A Storm on Everest
Rob Hall’s group made the summit and began to descend, but by this time, it was well after 3 p.m., and Hansen was showing signs of severe exhaustion.
As if to punish Hall for pushing his luck this far, the mountain became engulfed in a violent snowstorm. Already exhausted, Hansen became unable to continue on. The remaining guides and clients continued down the mountain while Hall stayed with Hansen, unable to abandon his client. Andy Harris, another Adventure Consultants guide, is reported to have joined Hall for a period of time, though his body was never found.
Hansen died a short while later and Rob Hall prepared to bivouac near a col just below the South Summit. He remained in radio contact for 30 more hours. Attempts to rescue him were unsuccessful due to the blizzard conditions. Hall was also insistent on the radio that he would be fine. He did not want others risking their lives to save him.
After more than 30 hours high up on the mountain, Hall grew increasingly scarce on the radio. Eventually, he ceased contact altogether.
Several other tragedies were unfolding at the same time and would increase the body count on Everest:
- Yasuko Namba, the oldest woman to have submitted Everest at the time, died during the descent in the blizzard.
- Three Indian climbers died on the North Ridge on the same night.
- Scott Fisher, lead guide of the Mountain Madness expedition, died during the descent after summitting at 3:45 p.m. He was probably suffering from altitude sickness, further compounded by the blizzard’s effects.
A Tragedy Widely Covered
The tragedy received international coverage due to the reporting from Jon Krakauer, an American journalist on assignment from Outside Magazine.
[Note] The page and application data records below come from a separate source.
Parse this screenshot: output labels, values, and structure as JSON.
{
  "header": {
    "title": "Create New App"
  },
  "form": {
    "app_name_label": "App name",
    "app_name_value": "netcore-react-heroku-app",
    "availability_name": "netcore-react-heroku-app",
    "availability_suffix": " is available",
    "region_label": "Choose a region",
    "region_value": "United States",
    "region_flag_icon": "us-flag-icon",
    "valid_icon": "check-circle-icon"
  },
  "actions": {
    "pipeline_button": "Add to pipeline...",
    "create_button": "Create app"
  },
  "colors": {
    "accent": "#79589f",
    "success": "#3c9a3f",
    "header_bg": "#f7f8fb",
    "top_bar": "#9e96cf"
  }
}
Krakauer went on to write a best-selling account of the incident called Into Thin Air. The book proved to be somewhat contentious in the mountaineering community. Some mountaineers felt that Krakauer, as a mere journalist with no other 8,000m experience, should not have criticized the decisions of experts as much as he did. Others felt that Krakauer offered a fair analysis of the situation. He boldly addressed the ‘expert halo’ often assigned to leaders.
The Fate of Rob Hall’s Body
In 2004, a team of 31 Nepalese Sherpas left Katmandhu on a mission to remove the bodies of four or five climbers as well as a few tons of rubbish. It is nearly impossible for climbers to salvage the bodies of their fallen compatriots during the actual climb. In the death zone above 8,000m, climbers are too fatigued to lower the immobile, frozen bodies of their brethren. The fallen are left where they die and often remain there for eternity. Only half of the 300 bodies on the mountain have been removed.
While some bodies are inaccessible, others are closer to the main route and are easier to transport. “It’s not good to leave dead bodies there. The mountain is also a source of water,” explained Namgyal Sherpa, the expedition leader. Not only are the bodies harrowing for future climbers, but they are also a violation of Nepalese law and customs.
Jan Arnold, Hall’s widow, expressed her wishes for her husband’s body to remain on the mountain. It is “where he’d like to have stayed,” and his body is far from the main route. In fact, it wasn’t even discovered until 1999, three years after the accident. To this day, Hall’s body remains frozen below the South Summit, forever a tribute to that fateful day.